Nikon has been doing this for some time. It is a minor point and would really only be noticed by “pixel peepers” if Canon used a less powerful anti-alias filter. This would mean that JPEG images would require less sharpening and would be naturally “crisper” straight off the sensor. However, we would be interested to see Canon use this filter because it would mean that JPEG images would require less sharpening.
When we tested the dynamic range of the camera, we were taken aback to find that it offered a range that was consistently higher than that of both its predecessor and the other cameras in its class. We estimate that the new 14-bit processing pipeline is responsible for the vast majority of this improvement, which was seen mostly in the shadow range.

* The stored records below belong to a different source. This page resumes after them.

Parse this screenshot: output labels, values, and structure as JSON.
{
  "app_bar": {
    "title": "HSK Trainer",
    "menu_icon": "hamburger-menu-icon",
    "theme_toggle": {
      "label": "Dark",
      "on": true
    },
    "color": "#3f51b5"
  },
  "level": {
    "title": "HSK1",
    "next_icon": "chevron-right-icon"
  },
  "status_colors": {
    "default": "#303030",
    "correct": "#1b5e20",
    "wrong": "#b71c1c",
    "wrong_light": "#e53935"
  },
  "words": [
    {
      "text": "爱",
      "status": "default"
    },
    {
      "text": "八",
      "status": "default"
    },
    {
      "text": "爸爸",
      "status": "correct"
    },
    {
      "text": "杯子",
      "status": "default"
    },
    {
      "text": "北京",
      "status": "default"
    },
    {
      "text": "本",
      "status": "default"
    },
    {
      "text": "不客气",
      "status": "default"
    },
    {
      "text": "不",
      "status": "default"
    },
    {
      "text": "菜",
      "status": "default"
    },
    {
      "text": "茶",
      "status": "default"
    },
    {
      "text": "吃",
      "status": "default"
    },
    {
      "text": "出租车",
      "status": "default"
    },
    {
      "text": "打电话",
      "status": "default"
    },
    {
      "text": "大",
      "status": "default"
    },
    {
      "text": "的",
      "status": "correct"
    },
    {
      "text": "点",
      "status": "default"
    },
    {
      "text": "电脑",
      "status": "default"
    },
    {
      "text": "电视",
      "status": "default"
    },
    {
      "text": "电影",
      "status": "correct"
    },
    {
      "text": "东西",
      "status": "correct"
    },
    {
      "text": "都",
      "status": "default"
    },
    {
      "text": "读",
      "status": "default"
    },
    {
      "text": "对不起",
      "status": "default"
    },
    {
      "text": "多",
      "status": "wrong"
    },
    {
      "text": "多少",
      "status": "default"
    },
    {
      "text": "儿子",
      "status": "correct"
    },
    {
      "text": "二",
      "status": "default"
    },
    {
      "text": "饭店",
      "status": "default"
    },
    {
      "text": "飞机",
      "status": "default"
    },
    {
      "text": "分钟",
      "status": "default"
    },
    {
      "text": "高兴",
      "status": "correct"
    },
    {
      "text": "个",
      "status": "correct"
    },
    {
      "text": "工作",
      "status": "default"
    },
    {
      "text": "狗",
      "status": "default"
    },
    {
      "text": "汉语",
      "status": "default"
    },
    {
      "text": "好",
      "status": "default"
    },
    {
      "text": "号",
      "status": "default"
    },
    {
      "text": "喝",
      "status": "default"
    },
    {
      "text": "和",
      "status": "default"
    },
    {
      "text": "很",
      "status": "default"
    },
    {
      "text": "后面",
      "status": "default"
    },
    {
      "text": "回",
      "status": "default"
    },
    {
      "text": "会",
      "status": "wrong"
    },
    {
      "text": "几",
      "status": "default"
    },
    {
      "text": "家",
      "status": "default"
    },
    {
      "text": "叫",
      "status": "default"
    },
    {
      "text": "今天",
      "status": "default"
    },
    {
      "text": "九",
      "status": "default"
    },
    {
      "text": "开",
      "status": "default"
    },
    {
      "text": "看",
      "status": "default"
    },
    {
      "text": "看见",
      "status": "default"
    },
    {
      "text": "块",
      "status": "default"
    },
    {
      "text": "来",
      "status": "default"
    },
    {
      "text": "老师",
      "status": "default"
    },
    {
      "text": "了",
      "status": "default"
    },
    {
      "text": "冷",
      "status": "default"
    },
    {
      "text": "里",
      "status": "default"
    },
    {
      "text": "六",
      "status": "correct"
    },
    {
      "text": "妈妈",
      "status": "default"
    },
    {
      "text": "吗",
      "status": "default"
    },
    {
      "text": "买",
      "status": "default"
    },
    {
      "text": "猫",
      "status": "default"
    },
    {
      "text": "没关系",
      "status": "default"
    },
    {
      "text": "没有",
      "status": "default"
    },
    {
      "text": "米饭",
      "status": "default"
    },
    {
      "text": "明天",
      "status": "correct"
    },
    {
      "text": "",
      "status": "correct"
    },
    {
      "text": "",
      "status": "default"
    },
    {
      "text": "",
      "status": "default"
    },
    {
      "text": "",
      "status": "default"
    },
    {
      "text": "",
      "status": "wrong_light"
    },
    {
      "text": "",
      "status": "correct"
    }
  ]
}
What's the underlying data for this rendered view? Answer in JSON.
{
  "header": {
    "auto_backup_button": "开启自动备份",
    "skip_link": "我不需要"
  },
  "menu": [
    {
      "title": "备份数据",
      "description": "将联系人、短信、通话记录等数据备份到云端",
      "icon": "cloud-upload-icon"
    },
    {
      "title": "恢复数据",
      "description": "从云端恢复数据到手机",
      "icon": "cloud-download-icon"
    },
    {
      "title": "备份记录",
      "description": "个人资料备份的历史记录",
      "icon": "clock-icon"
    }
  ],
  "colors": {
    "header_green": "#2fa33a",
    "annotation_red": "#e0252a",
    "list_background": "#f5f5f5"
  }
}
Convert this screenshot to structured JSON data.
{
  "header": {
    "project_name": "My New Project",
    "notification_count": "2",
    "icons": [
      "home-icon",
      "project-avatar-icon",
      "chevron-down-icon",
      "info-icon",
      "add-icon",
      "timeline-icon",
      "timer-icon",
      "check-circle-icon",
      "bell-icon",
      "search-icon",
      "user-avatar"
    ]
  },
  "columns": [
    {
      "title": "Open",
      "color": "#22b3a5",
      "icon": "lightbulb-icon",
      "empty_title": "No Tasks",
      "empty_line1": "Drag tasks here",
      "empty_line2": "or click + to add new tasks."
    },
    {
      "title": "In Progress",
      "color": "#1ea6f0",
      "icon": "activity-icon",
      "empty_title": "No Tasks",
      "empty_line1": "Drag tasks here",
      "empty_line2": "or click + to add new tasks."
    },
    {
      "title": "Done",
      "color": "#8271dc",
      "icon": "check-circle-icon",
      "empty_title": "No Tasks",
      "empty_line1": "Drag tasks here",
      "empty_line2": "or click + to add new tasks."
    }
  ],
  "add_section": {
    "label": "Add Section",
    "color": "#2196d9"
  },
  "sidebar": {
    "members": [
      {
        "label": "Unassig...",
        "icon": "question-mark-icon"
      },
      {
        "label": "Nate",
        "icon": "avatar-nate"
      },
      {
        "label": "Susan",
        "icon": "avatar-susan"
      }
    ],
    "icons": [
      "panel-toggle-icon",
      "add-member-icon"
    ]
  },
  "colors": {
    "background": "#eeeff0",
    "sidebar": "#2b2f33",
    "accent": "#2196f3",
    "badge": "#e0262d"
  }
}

Negatives? Even keeping in mind that we are typically more critical of cameras that come with a strong legacy, like as the EOS 40D, it is absolutely impossible to discover any significant flaws with the camera. Even while the automatic white balance in artificial light is still not very good, there is no indication of the tone curve that is applied by the various Picture Styles, and the continuous shooting speed wasn’t exactly as quick as advertised, we are really just nitpicking here.
Canon EOS 40D Price
Pros & Cons
- Excellent resolution, good per-pixel sharpness
- The brand-new “High ISO speed noise reduction” option eliminates any and all traces of chroma noise, which is analogous to film grain.
- Images were captured using Canon’s trademark CMOS sensor, which eliminates noise and maintains clarity even at high sensitivities
- The highlight tone priority set provides a significantly more dynamic range with almost no drawbacks.
- EOS 30D has a good tone response and an increased dynamic range in comparison to its competitors.
- Continuous shooting rate of 6 frames per second at 1/500 second and 6.3 frames per second at 1/4000 second. This is slower than the required rate.
- Performance-wise, the automated white balance did about average, but it was still quite bad in incandescent light.
- The flash has to be turned on for the AF assist lighting (although AF is good even in low light)
- Live view does not have a contrast-detect AF.
- There is no indication of picture style tone curve in the camera menu (contrast is an offset, not absolute)